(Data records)
◆ ◆ ◆ ◆ ◆ ◆ ◆
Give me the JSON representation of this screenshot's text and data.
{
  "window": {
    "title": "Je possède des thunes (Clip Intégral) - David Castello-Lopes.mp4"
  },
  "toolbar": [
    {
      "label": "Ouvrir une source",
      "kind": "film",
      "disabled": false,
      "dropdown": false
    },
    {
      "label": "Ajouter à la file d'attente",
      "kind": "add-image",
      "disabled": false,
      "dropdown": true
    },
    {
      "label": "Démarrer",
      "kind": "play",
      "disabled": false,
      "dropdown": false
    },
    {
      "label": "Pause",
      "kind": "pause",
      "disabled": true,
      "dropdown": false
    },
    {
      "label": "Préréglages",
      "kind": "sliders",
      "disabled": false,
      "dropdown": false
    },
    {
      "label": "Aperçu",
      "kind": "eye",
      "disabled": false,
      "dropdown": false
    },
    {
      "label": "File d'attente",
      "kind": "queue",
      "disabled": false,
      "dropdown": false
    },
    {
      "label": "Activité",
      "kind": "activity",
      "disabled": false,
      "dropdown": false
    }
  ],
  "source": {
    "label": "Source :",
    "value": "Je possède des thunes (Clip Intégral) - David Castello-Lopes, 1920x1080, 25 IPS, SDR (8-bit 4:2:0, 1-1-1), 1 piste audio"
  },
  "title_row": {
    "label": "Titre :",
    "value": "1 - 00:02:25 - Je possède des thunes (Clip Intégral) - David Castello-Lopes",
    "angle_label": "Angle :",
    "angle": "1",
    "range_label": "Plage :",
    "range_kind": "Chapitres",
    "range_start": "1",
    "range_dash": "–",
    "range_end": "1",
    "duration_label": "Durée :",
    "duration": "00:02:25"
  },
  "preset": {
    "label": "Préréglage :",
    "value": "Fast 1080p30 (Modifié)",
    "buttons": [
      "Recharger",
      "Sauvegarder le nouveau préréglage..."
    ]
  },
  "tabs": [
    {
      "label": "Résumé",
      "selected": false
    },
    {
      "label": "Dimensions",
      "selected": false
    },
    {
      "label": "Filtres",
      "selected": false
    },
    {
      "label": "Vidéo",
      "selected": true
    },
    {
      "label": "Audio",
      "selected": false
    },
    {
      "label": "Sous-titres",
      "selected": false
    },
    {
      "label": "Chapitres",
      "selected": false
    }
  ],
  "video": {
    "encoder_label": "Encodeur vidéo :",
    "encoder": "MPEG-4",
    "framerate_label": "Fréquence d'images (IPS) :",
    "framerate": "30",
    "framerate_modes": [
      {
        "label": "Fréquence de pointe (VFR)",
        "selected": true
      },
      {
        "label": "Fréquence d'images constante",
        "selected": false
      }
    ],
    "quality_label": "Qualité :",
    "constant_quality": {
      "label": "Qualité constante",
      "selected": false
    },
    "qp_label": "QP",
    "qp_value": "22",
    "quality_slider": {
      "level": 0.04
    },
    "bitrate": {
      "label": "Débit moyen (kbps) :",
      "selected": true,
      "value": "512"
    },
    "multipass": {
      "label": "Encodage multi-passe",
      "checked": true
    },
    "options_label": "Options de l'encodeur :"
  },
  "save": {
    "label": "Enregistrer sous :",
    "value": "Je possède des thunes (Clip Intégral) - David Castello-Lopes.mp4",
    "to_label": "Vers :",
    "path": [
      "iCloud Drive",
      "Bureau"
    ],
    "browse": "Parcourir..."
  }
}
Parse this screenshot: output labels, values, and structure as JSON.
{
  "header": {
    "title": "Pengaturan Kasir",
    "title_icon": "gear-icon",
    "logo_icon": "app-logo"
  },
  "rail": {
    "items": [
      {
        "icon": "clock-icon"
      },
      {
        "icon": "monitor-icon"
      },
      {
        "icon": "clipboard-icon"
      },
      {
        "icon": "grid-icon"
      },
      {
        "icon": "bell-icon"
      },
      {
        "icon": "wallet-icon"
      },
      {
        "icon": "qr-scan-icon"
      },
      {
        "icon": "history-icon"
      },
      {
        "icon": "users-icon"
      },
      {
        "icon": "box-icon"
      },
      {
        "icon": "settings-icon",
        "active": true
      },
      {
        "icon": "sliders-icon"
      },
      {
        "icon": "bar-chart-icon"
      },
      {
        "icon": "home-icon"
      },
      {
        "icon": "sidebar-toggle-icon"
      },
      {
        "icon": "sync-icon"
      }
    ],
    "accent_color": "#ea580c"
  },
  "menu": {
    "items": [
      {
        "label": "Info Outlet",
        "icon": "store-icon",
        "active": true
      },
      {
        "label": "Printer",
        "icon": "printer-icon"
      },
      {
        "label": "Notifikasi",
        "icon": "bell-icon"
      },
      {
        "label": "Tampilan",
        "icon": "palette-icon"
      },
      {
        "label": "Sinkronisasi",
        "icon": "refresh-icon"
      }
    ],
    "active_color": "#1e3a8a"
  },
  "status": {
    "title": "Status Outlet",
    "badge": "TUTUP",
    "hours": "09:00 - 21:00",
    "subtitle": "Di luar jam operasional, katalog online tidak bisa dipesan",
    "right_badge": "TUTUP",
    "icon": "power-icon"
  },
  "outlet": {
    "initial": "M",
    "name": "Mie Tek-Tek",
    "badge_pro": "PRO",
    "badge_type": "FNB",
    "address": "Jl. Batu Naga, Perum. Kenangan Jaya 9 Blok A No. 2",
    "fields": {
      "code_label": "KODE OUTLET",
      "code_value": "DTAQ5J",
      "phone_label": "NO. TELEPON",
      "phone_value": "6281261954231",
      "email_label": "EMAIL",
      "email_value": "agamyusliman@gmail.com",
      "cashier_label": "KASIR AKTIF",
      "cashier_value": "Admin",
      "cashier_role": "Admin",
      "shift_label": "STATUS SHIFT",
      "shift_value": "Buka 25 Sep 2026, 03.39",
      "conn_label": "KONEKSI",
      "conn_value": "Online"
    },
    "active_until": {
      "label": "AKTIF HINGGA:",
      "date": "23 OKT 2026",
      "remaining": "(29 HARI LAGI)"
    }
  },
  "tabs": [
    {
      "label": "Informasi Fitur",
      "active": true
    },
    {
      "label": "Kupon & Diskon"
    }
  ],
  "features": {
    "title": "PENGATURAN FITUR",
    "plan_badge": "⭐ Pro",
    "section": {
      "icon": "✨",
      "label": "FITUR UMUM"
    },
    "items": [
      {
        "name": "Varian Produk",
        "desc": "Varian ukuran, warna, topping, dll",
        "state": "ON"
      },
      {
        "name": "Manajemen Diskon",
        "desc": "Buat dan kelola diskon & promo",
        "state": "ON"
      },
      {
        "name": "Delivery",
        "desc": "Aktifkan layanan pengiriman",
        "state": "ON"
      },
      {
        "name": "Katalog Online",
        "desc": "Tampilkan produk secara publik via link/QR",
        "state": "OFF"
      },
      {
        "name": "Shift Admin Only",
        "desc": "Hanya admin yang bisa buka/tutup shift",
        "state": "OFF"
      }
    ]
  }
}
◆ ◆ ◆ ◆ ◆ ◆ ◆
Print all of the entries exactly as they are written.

# SOLUTION TO THIS PROBLEM
Give me the JSON representation of this screenshot's text and data.
{
  "window": {
    "title": "Je possède des thunes (Clip Intégral) - David Castello-Lopes.mp4"
  },
  "toolbar": [
    {
      "label": "Ouvrir une source",
      "kind": "film",
      "disabled": false,
      "dropdown": false
    },
    {
      "label": "Ajouter à la file d'attente",
      "kind": "add-image",
      "disabled": false,
      "dropdown": true
    },
    {
      "label": "Démarrer",
      "kind": "play",
      "disabled": false,
      "dropdown": false
    },
    {
      "label": "Pause",
      "kind": "pause",
      "disabled": true,
      "dropdown": false
    },
    {
      "label": "Préréglages",
      "kind": "sliders",
      "disabled": false,
      "dropdown": false
    },
    {
      "label": "Aperçu",
      "kind": "eye",
      "disabled": false,
      "dropdown": false
    },
    {
      "label": "File d'attente",
      "kind": "queue",
      "disabled": false,
      "dropdown": false
    },
    {
      "label": "Activité",
      "kind": "activity",
      "disabled": false,
      "dropdown": false
    }
  ],
  "source": {
    "label": "Source :",
    "value": "Je possède des thunes (Clip Intégral) - David Castello-Lopes, 1920x1080, 25 IPS, SDR (8-bit 4:2:0, 1-1-1), 1 piste audio"
  },
  "title_row": {
    "label": "Titre :",
    "value": "1 - 00:02:25 - Je possède des thunes (Clip Intégral) - David Castello-Lopes",
    "angle_label": "Angle :",
    "angle": "1",
    "range_label": "Plage :",
    "range_kind": "Chapitres",
    "range_start": "1",
    "range_dash": "–",
    "range_end": "1",
    "duration_label": "Durée :",
    "duration": "00:02:25"
  },
  "preset": {
    "label": "Préréglage :",
    "value": "Fast 1080p30 (Modifié)",
    "buttons": [
      "Recharger",
      "Sauvegarder le nouveau préréglage..."
    ]
  },
  "tabs": [
    {
      "label": "Résumé",
      "selected": false
    },
    {
      "label": "Dimensions",
      "selected": false
    },
    {
      "label": "Filtres",
      "selected": false
    },
    {
      "label": "Vidéo",
      "selected": true
    },
    {
      "label": "Audio",
      "selected": false
    },
    {
      "label": "Sous-titres",
      "selected": false
    },
    {
      "label": "Chapitres",
      "selected": false
    }
  ],
  "video": {
    "encoder_label": "Encodeur vidéo :",
    "encoder": "MPEG-4",
    "framerate_label": "Fréquence d'images (IPS) :",
    "framerate": "30",
    "framerate_modes": [
      {
        "label": "Fréquence de pointe (VFR)",
        "selected": true
      },
      {
        "label": "Fréquence d'images constante",
        "selected": false
      }
    ],
    "quality_label": "Qualité :",
    "constant_quality": {
      "label": "Qualité constante",
      "selected": false
    },
    "qp_label": "QP",
    "qp_value": "22",
    "quality_slider": {
      "level": 0.04
    },
    "bitrate": {
      "label": "Débit moyen (kbps) :",
      "selected": true,
      "value": "512"
    },
    "multipass": {
      "label": "Encodage multi-passe",
      "checked": true
    },
    "options_label": "Options de l'encodeur :"
  },
  "save": {
    "label": "Enregistrer sous :",
    "value": "Je possède des thunes (Clip Intégral) - David Castello-Lopes.mp4",
    "to_label": "Vers :",
    "path": [
      "iCloud Drive",
      "Bureau"
    ],
    "browse": "Parcourir..."
  }
}
Parse this screenshot: output labels, values, and structure as JSON.
{
  "header": {
    "title": "Pengaturan Kasir",
    "title_icon": "gear-icon",
    "logo_icon": "app-logo"
  },
  "rail": {
    "items": [
      {
        "icon": "clock-icon"
      },
      {
        "icon": "monitor-icon"
      },
      {
        "icon": "clipboard-icon"
      },
      {
        "icon": "grid-icon"
      },
      {
        "icon": "bell-icon"
      },
      {
        "icon": "wallet-icon"
      },
      {
        "icon": "qr-scan-icon"
      },
      {
        "icon": "history-icon"
      },
      {
        "icon": "users-icon"
      },
      {
        "icon": "box-icon"
      },
      {
        "icon": "settings-icon",
        "active": true
      },
      {
        "icon": "sliders-icon"
      },
      {
        "icon": "bar-chart-icon"
      },
      {
        "icon": "home-icon"
      },
      {
        "icon": "sidebar-toggle-icon"
      },
      {
        "icon": "sync-icon"
      }
    ],
    "accent_color": "#ea580c"
  },
  "menu": {
    "items": [
      {
        "label": "Info Outlet",
        "icon": "store-icon",
        "active": true
      },
      {
        "label": "Printer",
        "icon": "printer-icon"
      },
      {
        "label": "Notifikasi",
        "icon": "bell-icon"
      },
      {
        "label": "Tampilan",
        "icon": "palette-icon"
      },
      {
        "label": "Sinkronisasi",
        "icon": "refresh-icon"
      }
    ],
    "active_color": "#1e3a8a"
  },
  "status": {
    "title": "Status Outlet",
    "badge": "TUTUP",
    "hours": "09:00 - 21:00",
    "subtitle": "Di luar jam operasional, katalog online tidak bisa dipesan",
    "right_badge": "TUTUP",
    "icon": "power-icon"
  },
  "outlet": {
    "initial": "M",
    "name": "Mie Tek-Tek",
    "badge_pro": "PRO",
    "badge_type": "FNB",
    "address": "Jl. Batu Naga, Perum. Kenangan Jaya 9 Blok A No. 2",
    "fields": {
      "code_label": "KODE OUTLET",
      "code_value": "DTAQ5J",
      "phone_label": "NO. TELEPON",
      "phone_value": "6281261954231",
      "email_label": "EMAIL",
      "email_value": "agamyusliman@gmail.com",
      "cashier_label": "KASIR AKTIF",
      "cashier_value": "Admin",
      "cashier_role": "Admin",
      "shift_label": "STATUS SHIFT",
      "shift_value": "Buka 25 Sep 2026, 03.39",
      "conn_label": "KONEKSI",
      "conn_value": "Online"
    },
    "active_until": {
      "label": "AKTIF HINGGA:",
      "date": "23 OKT 2026",
      "remaining": "(29 HARI LAGI)"
    }
  },
  "tabs": [
    {
      "label": "Informasi Fitur",
      "active": true
    },
    {
      "label": "Kupon & Diskon"
    }
  ],
  "features": {
    "title": "PENGATURAN FITUR",
    "plan_badge": "⭐ Pro",
    "section": {
      "icon": "✨",
      "label": "FITUR UMUM"
    },
    "items": [
      {
        "name": "Varian Produk",
        "desc": "Varian ukuran, warna, topping, dll",
        "state": "ON"
      },
      {
        "name": "Manajemen Diskon",
        "desc": "Buat dan kelola diskon & promo",
        "state": "ON"
      },
      {
        "name": "Delivery",
        "desc": "Aktifkan layanan pengiriman",
        "state": "ON"
      },
      {
        "name": "Katalog Online",
        "desc": "Tampilkan produk secara publik via link/QR",
        "state": "OFF"
      },
      {
        "name": "Shift Admin Only",
        "desc": "Hanya admin yang bisa buka/tutup shift",
        "state": "OFF"
      }
    ]
  }
}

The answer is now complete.